The largest local company, EADS-CASA, has a minority participation in the European consortium Airbus. The Spanish Government is trying to increase its participation to10 percent. In addition to EADS-CASA, there are two other dominant companies in Spain: Aernova, formerly GAMESA, a manufacturer of structural parts for aircraft, and ITP (Industria de Turbo Propulsores, S.A.), an aircraft engine producer.
Demand is increasing for products related to composite tape-laying machines and fiberplacement systems with computer numerical control. Aeronautical products in greatest demand include components for aeronautical software programming, avionics, ground support equipment, and extruded metal products and plastics.
Spain's aerospace sector is constantly growing, and shows greater potential due to increased competition in the Spanish air transport market and demand for new technology. Liberalization of Spain's internal air transport system has resulted in increased demand, creating opportunities for U.S. manufacturers and distributors. Demand for systems and components has increased substantially in recent years.
More companies are requesting airline licenses from civil aviation authorities than ever before. Companies entering the market in recent years include Vueling, and Clickair, a low-cost carrier created by Iberia, ACS and other partners. In 2008, Clickair and Vueling announced plans to merge. This has increased the total number of airplanes operating in Spain and created steady expansion of the spare-parts market. This trend is expected to continue as regional markets develop.
Marsans, a Spanish proprietary group that owns Aerolíneas Argentinas (recently expropriated by the Argentinian Government), and Air Comet, is augmenting growth of the total number of airplanes operating in Spain with the recent purchase of 73 aircrafts from Airbus. Of the 73 planes ordered, four are the new A380 craft, purchased for a total of USD 7 billion. This will bring the total Marsans fleet to 150 aircraft. As of February 2009, Marsans was negotiating with the Argentine government to take over a portion of their contract with Airbus, resulting in the Argentine government acquiring some of these new planes.

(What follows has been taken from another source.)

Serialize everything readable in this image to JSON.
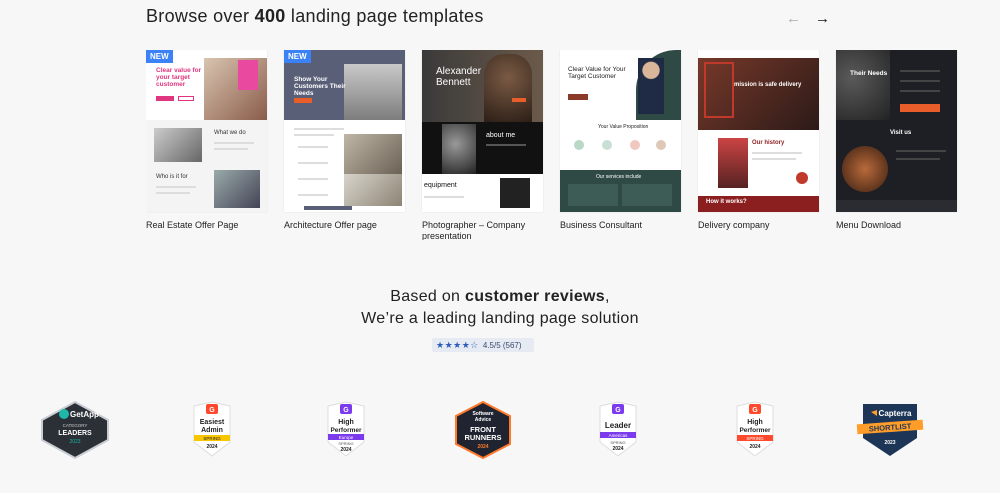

Currently, local Spanish manufacturers are unable to meet the production demands for parts and components, and are looking to the international market for help. Many Spanish sub-contractors are exploring the possibility of international agreements to meet increased demand, offering excellent export opportunities for U.S. companies. Caja Madrid after increasing their share in the airline Iberia through purchasing the shares in Iberia held by both BBVA and Logista is now the leading party and it would bring Caja Madrid’s total share in the company to around 23 percent, a number the company says it does not wish to exceed.
To decrease operating costs, some airlines are considering operational leases, opening opportunities for U.S. companies. This service market is expected to increase in the short term. However, U.S. aircraft manufacturers face stiff competition from European companies (small aircraft) and from Airbus.